Day 2, July 3, 2015
On the second and final day of hearings on our injunction to stop the so-called Fair Elections Act, Harper government lawyers presented an unconvincing rebuttal.
They had a tough act to follow. On day one, supported by testimony from Elections Canada, elections experts and civil rights groups, our legal team presented powerful evidence that eliminating the voter identification card as valid ID stands to block tens of thousands of eligible voters – mostly students, seniors, aboriginals and the disabled – from casting their ballots in October.
The cards were used by 400,000 voters in the 2011 election. Elections Canada was so pleased with the program that they planned to expand it to cover all 25 million voters in the 2015 federal election.
The government’s defence relied on unfounded claims that stricter voter ID rules are needed to stop fraud at the polls – a claim that has been soundly debunked by election experts like Harry Neufeld, who served as B.C.’s chief electoral officer and a consultant with Elections Canada.
As has been their legal strategy throughout this constitutional challenge, government lawyers once again attempted and failed to undermine the credibility of expert witnesses, rather than counter their testimony. They also used outdated reports and isolated irregularities to try to manufacture widespread problems with the program.
At the end of the day, the Harper government’s defence boiled down to this: It’s not the government’s job to make voting easier.
And that’s where they’re wrong.
Not only does such a callous and disturbing statement reveal their contempt for true democracy, it misses the heart of the matter.
This isn’t about making voting easier.

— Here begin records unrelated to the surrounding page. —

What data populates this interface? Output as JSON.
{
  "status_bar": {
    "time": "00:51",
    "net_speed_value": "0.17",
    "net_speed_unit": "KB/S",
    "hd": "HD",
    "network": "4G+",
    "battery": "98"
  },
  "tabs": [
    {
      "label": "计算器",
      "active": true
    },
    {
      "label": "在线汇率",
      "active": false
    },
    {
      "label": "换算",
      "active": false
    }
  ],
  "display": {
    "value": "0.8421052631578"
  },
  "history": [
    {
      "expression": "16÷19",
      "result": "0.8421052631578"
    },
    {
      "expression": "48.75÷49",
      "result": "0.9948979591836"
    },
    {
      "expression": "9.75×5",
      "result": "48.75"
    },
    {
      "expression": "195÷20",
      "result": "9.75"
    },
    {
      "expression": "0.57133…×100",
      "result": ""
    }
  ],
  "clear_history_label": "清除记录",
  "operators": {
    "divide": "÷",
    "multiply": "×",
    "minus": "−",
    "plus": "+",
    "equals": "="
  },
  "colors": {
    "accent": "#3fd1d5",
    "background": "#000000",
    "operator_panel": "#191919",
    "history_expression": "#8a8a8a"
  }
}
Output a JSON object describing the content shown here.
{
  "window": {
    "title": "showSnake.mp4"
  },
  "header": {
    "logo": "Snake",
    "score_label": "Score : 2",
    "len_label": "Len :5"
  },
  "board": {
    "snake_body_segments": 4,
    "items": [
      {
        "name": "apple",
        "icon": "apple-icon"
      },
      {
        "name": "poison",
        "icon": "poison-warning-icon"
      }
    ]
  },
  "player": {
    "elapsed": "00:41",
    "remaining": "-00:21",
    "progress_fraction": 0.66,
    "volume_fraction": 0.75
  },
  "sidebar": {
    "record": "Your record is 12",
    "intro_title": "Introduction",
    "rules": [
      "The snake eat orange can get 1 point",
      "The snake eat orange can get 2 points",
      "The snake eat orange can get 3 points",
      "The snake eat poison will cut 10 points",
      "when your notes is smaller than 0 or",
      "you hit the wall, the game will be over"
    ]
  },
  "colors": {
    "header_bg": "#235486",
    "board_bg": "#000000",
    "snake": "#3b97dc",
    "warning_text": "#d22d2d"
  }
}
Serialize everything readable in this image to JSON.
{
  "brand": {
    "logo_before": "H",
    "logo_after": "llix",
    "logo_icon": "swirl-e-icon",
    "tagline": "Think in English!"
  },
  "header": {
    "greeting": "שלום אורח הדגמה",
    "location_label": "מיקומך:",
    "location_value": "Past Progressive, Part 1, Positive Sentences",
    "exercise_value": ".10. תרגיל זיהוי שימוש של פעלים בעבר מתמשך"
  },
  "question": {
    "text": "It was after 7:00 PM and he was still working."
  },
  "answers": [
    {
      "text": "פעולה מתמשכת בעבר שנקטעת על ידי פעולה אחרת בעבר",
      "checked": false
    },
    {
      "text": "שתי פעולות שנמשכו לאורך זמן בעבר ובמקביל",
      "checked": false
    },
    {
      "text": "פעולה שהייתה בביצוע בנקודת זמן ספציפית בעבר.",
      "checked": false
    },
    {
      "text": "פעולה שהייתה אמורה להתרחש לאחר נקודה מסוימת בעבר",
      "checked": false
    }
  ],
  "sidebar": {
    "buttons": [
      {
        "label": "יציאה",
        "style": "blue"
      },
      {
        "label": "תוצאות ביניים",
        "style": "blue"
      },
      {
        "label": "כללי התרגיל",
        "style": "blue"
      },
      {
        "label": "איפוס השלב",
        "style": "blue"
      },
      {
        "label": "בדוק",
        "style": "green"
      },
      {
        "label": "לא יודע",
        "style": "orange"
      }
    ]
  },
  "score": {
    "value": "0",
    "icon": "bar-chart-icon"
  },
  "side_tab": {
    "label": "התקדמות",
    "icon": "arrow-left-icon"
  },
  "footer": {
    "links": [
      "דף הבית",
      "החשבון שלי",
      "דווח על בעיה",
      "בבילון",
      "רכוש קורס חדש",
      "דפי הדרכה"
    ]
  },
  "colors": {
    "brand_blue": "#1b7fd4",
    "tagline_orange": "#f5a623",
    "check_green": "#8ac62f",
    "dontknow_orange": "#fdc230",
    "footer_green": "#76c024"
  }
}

It’s about making voting fair – truly fair.
We expect the court to return with its ruling on whether an injunction will be granted by July 20.
In the meantime, I want to thank you once again for your generous contribution to making this vital legal action possible.